** Records to use follows **

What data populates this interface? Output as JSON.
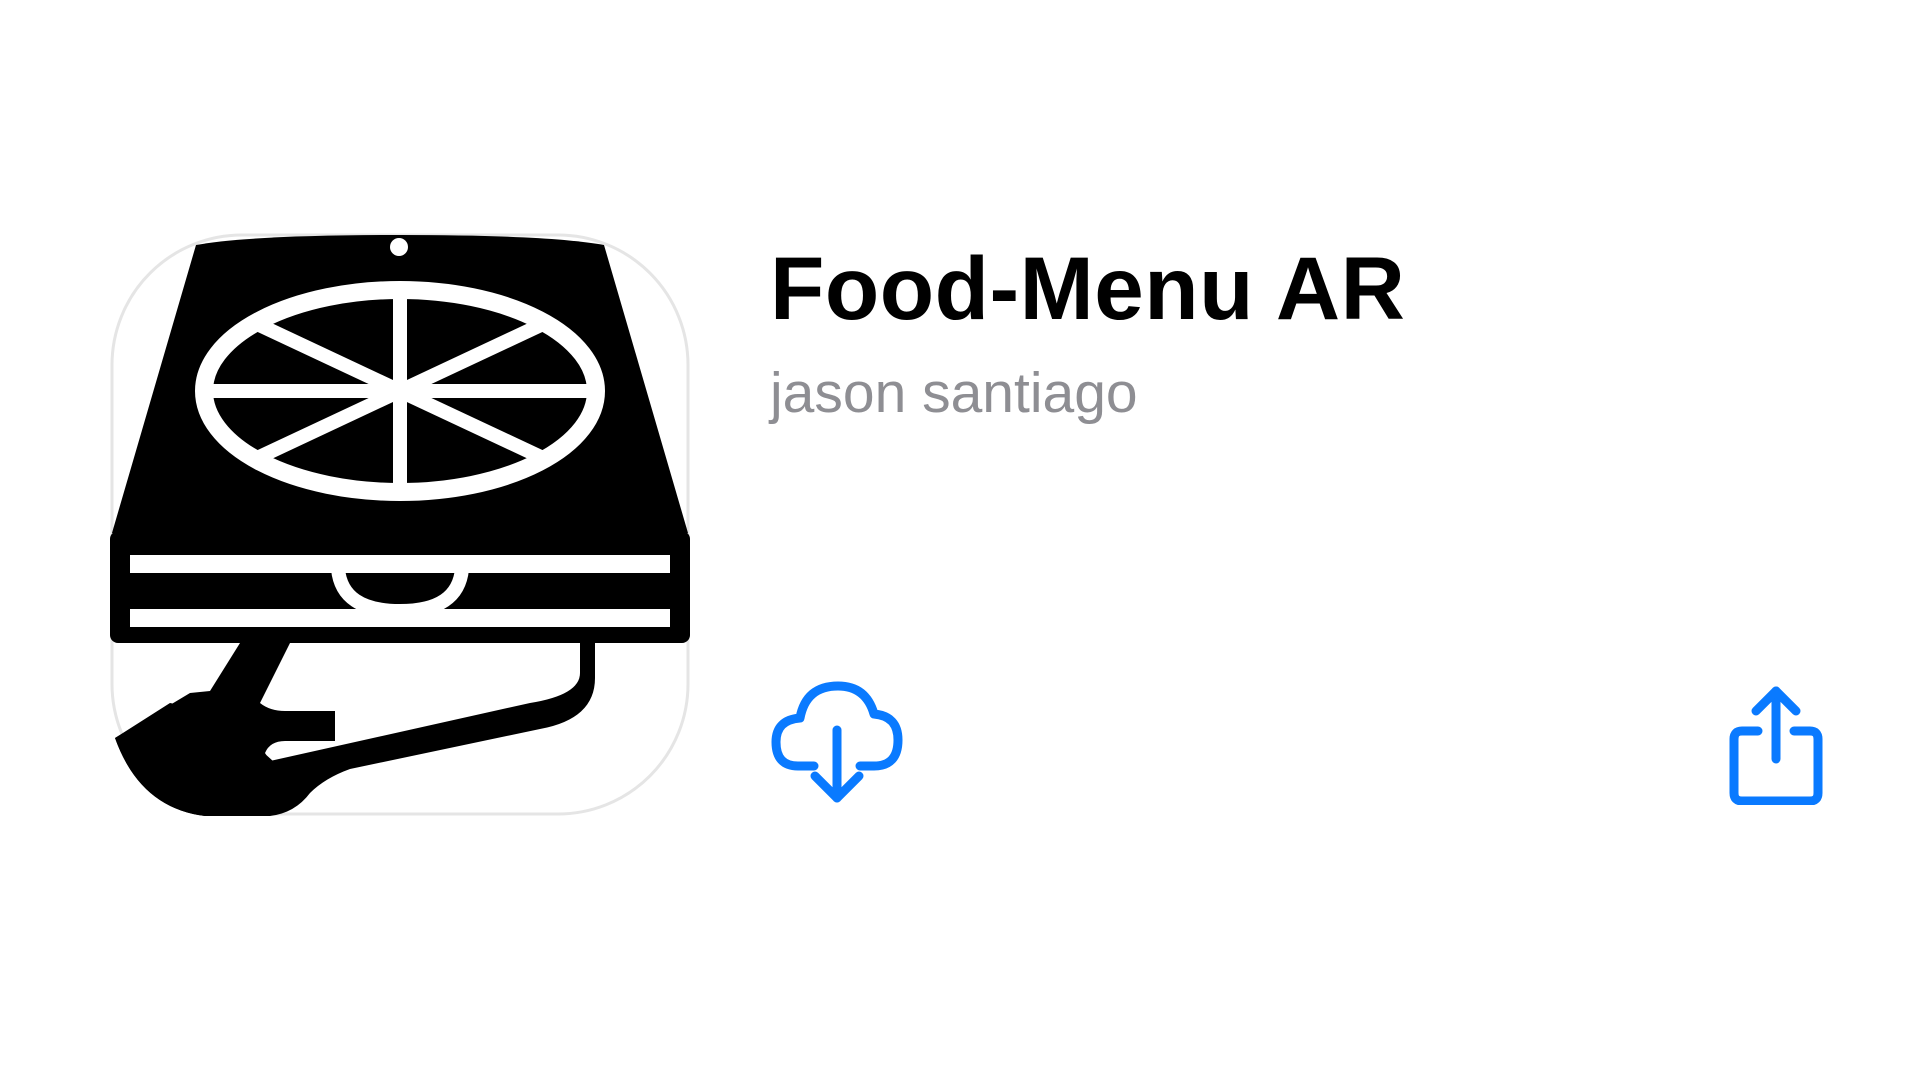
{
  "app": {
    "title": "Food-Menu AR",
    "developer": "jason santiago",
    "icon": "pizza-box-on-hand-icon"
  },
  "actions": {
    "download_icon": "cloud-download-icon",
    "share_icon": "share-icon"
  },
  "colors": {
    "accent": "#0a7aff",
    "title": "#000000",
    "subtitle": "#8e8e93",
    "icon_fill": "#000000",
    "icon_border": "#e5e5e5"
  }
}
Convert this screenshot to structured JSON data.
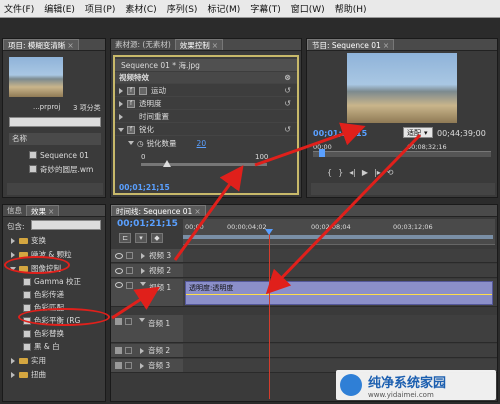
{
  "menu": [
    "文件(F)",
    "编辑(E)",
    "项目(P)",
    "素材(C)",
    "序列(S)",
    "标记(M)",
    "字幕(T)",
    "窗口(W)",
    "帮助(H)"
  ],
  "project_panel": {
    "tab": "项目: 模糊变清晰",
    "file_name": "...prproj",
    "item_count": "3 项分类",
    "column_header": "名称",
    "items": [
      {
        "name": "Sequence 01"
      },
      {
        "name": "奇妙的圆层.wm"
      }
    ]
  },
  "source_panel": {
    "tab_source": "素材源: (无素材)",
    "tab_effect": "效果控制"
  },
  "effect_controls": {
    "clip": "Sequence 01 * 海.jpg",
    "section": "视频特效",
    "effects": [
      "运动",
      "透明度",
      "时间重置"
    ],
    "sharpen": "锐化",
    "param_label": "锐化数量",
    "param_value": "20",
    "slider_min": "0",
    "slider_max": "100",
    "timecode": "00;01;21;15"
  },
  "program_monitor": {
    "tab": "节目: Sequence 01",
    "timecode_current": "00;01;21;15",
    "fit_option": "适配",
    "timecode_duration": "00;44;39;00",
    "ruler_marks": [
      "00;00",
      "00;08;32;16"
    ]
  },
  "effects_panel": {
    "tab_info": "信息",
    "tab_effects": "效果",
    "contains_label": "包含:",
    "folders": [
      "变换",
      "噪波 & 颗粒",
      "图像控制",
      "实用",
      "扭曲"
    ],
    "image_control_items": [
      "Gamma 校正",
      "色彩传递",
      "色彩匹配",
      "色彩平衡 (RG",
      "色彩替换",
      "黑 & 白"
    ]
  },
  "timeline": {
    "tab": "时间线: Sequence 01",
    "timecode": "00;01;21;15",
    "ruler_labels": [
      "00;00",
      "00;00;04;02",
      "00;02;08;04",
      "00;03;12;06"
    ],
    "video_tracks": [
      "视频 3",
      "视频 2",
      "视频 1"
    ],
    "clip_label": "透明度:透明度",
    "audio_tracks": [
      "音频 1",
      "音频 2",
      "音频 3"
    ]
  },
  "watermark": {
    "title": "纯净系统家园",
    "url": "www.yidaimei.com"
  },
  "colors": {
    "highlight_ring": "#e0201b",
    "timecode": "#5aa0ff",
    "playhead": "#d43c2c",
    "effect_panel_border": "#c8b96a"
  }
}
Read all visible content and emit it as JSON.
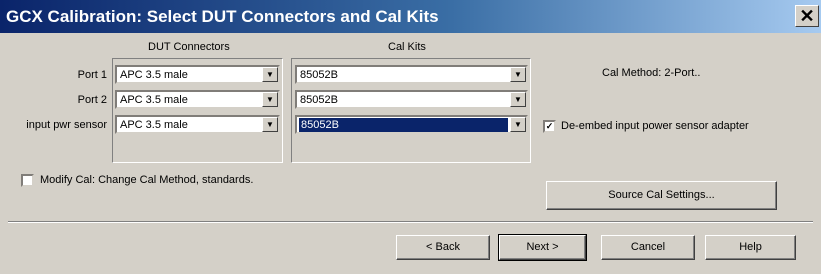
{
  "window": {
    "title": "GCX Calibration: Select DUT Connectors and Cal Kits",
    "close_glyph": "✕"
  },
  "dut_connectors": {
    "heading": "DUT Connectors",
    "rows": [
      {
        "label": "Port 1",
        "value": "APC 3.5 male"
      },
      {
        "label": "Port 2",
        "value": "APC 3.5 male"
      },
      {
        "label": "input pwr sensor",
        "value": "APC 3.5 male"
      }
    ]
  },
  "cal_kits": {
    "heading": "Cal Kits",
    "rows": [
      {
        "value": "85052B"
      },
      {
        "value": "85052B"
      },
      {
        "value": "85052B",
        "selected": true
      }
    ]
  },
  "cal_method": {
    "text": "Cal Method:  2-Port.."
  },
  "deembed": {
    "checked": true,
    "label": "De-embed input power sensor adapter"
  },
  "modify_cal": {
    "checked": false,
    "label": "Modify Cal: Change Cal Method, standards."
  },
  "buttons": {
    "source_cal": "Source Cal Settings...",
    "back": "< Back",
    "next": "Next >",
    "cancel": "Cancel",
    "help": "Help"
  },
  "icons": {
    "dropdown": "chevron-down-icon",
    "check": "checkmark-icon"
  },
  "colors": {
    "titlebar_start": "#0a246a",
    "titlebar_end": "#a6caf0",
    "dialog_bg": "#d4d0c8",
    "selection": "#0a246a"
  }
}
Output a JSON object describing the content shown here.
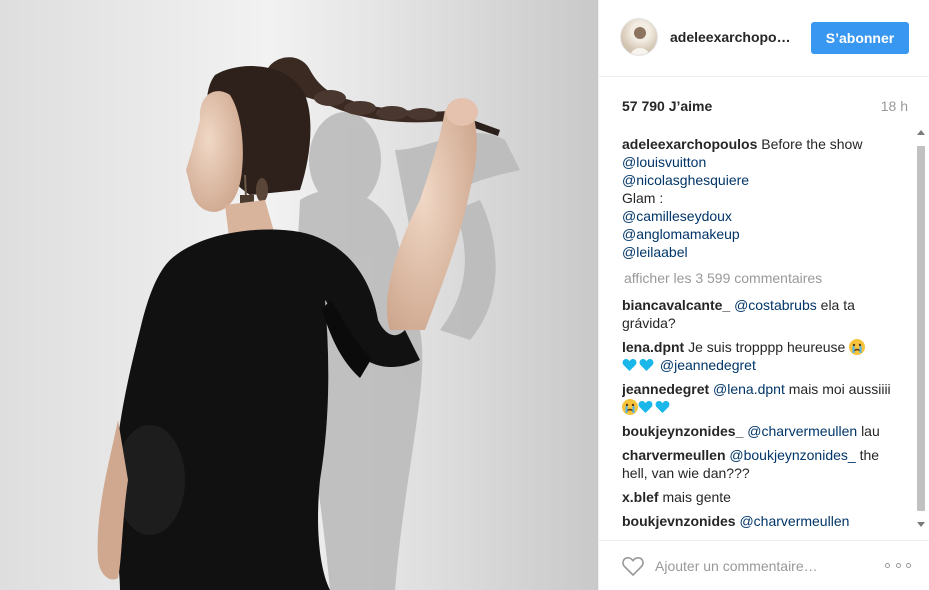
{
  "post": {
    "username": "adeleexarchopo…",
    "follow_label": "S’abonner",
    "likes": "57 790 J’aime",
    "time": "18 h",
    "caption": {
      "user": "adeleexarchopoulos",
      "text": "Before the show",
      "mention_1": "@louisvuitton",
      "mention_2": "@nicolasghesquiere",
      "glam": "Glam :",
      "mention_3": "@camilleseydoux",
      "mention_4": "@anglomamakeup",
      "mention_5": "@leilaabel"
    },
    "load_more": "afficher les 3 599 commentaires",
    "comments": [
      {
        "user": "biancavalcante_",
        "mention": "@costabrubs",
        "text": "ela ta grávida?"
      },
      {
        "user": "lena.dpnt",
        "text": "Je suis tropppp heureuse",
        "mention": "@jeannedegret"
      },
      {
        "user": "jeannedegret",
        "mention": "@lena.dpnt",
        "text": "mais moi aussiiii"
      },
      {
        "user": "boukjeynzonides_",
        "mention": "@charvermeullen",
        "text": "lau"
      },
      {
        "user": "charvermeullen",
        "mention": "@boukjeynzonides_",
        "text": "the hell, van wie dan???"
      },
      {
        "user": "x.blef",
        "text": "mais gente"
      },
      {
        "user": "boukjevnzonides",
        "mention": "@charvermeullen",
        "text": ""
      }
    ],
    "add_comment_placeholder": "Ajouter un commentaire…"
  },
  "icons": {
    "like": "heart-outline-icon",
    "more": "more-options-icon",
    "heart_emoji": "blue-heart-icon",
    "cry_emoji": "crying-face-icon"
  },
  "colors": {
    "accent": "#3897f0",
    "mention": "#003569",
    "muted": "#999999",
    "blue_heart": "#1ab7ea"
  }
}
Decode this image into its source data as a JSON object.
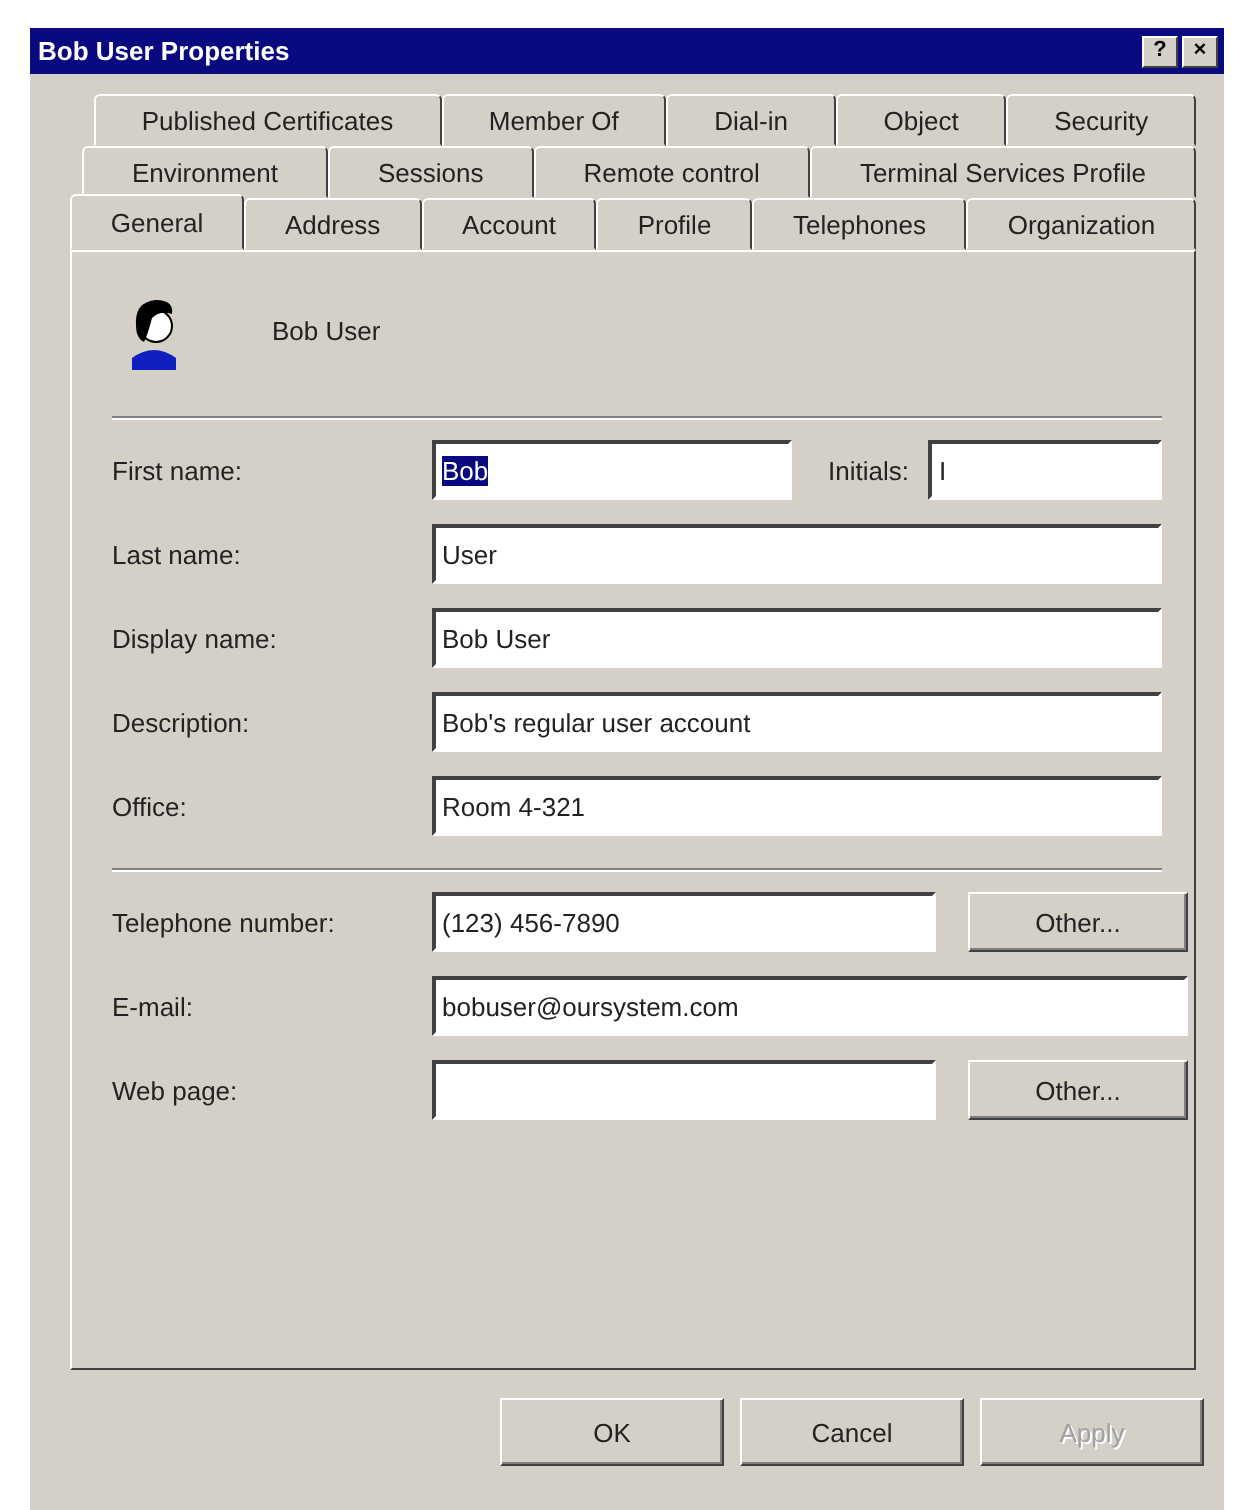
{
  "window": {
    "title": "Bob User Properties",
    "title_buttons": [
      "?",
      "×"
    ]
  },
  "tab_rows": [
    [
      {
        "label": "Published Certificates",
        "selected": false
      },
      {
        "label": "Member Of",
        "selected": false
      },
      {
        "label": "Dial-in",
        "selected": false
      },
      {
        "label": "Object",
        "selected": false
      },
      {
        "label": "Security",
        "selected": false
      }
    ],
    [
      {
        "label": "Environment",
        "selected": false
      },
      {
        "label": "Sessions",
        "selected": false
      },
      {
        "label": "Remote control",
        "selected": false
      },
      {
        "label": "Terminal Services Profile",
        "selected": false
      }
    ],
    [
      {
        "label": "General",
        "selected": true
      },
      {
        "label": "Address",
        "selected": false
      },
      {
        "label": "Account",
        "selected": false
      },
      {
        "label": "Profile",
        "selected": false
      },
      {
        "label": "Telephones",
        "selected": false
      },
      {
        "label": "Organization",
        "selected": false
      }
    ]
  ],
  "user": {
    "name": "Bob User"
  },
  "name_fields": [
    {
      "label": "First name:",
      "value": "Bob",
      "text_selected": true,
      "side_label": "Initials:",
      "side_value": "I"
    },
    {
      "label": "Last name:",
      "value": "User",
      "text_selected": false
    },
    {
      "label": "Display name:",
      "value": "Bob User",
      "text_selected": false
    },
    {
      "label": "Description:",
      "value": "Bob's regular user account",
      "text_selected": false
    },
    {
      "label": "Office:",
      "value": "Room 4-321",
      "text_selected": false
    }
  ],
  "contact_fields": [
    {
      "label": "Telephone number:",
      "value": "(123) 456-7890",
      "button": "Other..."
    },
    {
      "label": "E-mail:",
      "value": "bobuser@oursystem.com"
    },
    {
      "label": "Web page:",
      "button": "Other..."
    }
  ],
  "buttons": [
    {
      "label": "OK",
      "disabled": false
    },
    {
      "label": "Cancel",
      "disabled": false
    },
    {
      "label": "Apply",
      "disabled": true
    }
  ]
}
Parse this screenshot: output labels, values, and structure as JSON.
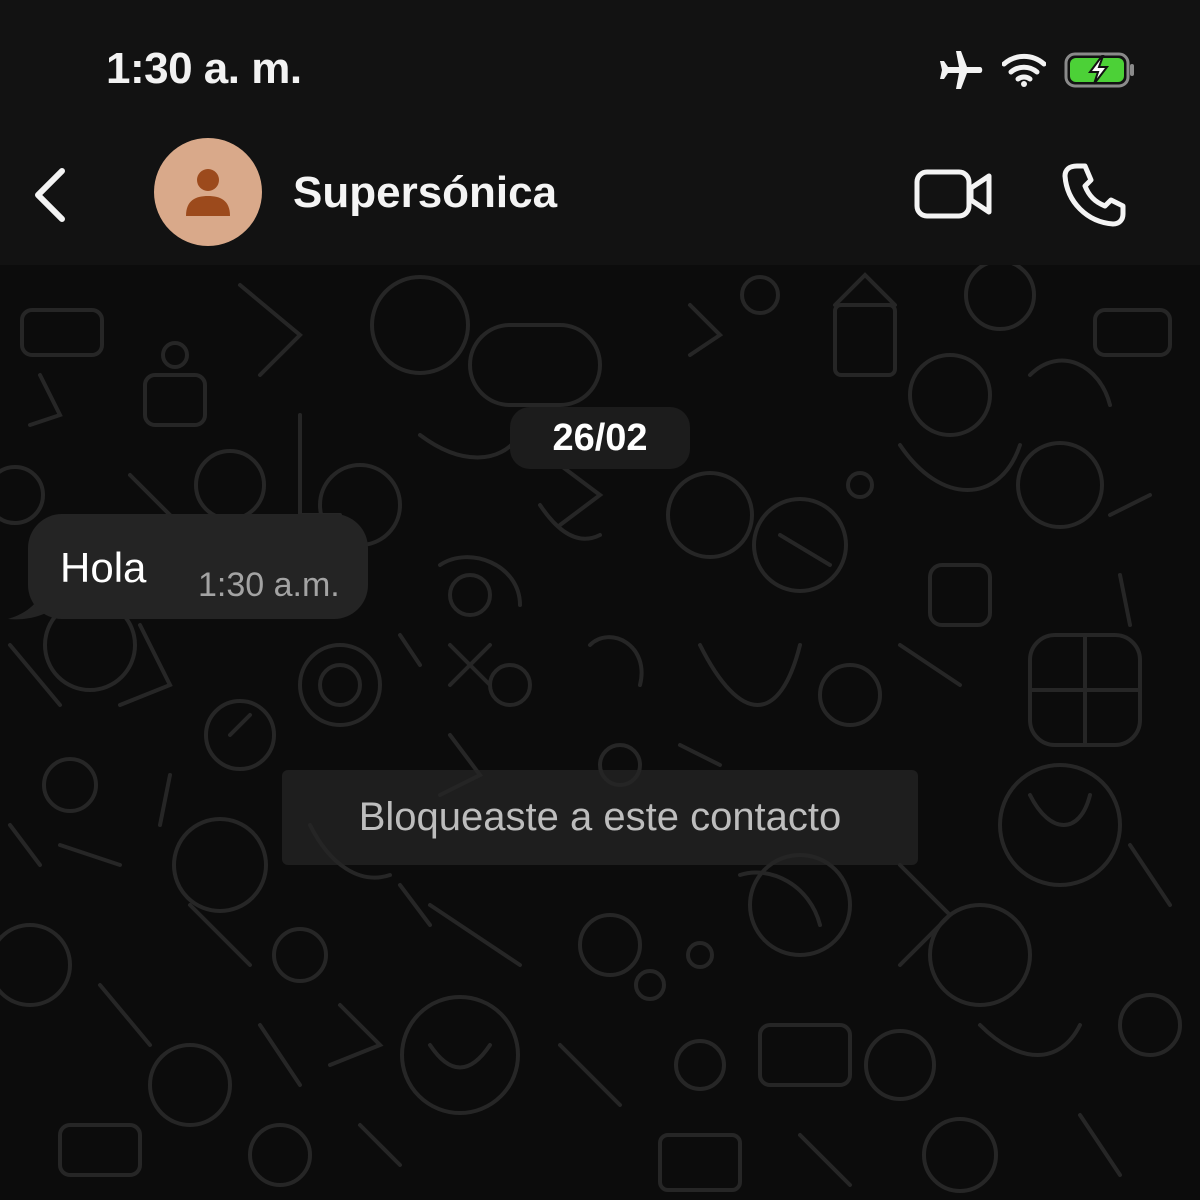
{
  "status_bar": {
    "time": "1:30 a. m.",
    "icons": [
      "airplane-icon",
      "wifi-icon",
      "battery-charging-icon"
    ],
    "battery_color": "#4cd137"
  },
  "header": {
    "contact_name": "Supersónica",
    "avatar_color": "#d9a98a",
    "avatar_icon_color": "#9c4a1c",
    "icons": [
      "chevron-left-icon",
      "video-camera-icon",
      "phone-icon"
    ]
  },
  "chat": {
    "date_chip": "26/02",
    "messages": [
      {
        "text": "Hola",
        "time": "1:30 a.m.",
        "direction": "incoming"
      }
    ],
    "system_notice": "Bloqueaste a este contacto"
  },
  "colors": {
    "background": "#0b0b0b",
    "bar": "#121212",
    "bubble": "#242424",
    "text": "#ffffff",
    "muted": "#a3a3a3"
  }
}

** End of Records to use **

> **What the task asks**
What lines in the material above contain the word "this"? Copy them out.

> **Exercise answer**
What data populates this interface? Output as JSON.
Convert this screenshot to structured JSON data.
Decode this image into its source data as a JSON object.
Parse this screenshot: output labels, values, and structure as JSON.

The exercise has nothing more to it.